Sponsor right from the start
The Swiss National Wrestling and Alpine Festival (ESAF) takes place in Zug from 23 to 25 August. Alfred Müller AG is supporting the largest sporting event in Switzerland as a service partner. In an interview, President of the Board of Directors and co-owner Christoph Müller explains the reasons why and the company’s relationship to traditions.
Why did Alfred Müller AG decided to get involved with the ESAF?
We were one of the sponsors right from the start. As a company rooted in the canton of Zug, it was clear to us that we should get involved, especially as the festival site is virtually in front of our headquarters. We have given the organising committee of the ESAF use of our premises in Baar free of charge since July 2015. As a leading provider of office space, this commitment makes sense to us. Our gardening company has also been given the job of maintaining the lawn on the festival and competition site.
Schwingen wrestling represents tradition. How does this value fit into the modern digital era?

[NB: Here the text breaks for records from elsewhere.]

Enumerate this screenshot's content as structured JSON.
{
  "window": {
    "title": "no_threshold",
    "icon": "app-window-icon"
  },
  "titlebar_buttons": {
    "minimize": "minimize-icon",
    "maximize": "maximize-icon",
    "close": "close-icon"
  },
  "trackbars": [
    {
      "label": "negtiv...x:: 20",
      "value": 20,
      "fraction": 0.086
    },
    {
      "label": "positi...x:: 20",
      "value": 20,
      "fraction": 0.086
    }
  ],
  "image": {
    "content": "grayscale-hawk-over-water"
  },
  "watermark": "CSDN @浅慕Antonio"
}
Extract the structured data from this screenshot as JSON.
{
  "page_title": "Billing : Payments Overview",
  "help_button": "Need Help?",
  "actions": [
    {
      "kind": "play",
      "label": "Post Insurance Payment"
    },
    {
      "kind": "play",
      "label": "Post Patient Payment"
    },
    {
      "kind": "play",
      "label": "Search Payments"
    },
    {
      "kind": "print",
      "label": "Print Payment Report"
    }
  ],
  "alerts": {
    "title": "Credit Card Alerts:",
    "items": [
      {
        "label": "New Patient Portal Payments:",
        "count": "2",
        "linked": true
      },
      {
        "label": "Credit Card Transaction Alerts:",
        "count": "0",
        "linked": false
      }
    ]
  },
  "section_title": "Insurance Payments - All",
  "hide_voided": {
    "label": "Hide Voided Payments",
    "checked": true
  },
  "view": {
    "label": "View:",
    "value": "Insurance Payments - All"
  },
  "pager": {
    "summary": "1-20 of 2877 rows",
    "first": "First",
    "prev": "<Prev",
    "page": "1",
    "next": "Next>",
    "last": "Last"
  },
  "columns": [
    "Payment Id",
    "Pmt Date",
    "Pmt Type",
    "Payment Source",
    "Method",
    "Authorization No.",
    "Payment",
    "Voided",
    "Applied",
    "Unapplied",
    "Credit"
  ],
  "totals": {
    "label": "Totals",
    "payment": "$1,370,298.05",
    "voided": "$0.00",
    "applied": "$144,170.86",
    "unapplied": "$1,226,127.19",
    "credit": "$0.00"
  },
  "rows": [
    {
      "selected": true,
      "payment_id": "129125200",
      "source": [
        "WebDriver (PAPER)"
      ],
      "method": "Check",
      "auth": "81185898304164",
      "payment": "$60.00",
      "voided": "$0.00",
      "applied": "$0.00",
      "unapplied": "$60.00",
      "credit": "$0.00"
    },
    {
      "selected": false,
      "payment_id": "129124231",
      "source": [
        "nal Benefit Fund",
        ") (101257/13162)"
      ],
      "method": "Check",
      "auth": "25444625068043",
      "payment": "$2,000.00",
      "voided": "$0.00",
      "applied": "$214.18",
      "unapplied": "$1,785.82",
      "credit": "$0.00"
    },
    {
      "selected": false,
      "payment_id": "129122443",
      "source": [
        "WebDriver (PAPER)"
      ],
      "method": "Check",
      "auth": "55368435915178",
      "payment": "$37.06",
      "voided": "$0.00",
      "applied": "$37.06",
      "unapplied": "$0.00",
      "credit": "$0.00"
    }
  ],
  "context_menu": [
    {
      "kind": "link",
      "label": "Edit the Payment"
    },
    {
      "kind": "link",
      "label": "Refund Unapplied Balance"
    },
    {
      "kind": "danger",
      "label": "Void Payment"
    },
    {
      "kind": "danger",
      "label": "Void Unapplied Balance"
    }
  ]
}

I think it is nice and important that we still have traditions and that there are people keen to keep them going. They create identity, stability and reliability, which are important in view of the changes in the world of work. Swiss wrestling may be a traditional sport. But the way it is practised and presented today is highly professional and very contemporary, in my view. That’s why it attracts so many people.
“It’s nice that we still have traditions.”
Where does Alfred Müller AG maintain traditions?
We keep events going, such as the ground-breaking ceremony and the “Aufrichte” marking the completion of building work, for example. Both of these events have a long tradition. As manager and representative of the Müller family, our company traditions are also important to me. For example, for many years I have congratulated almost every member of staff with a company anniversary personally and I acknowledge their achievements in a talk.
“Schwingen – Swiss wrestling – is a traditional type of sport that is presented in an extremely professional and contemporary way.”
How important are traditions to you personally?
Particularly today when life is so fast-paced, I think it is important that certain traditions are maintained or that we revive them. The traditions that are very close to my heart are those that we practise in our family and which I, for the most part, have known since my childhood. For example, on 1 August we always have a huge bonfire and invite family and friends. If that’s not possible – for example if fires are banned due to a dry spell – then something is really missing that year. Similarly our celebrations at Christmas and Easter are very traditional, and birthdays have always been celebrated with the whole family. It's nice to see that my children really value these traditions and will hopefully keep them going with their own families one day. Many traditions are also maintained at the Swiss National Wrestling and Alpine Festival in Zug, and I’m really looking forward to the event.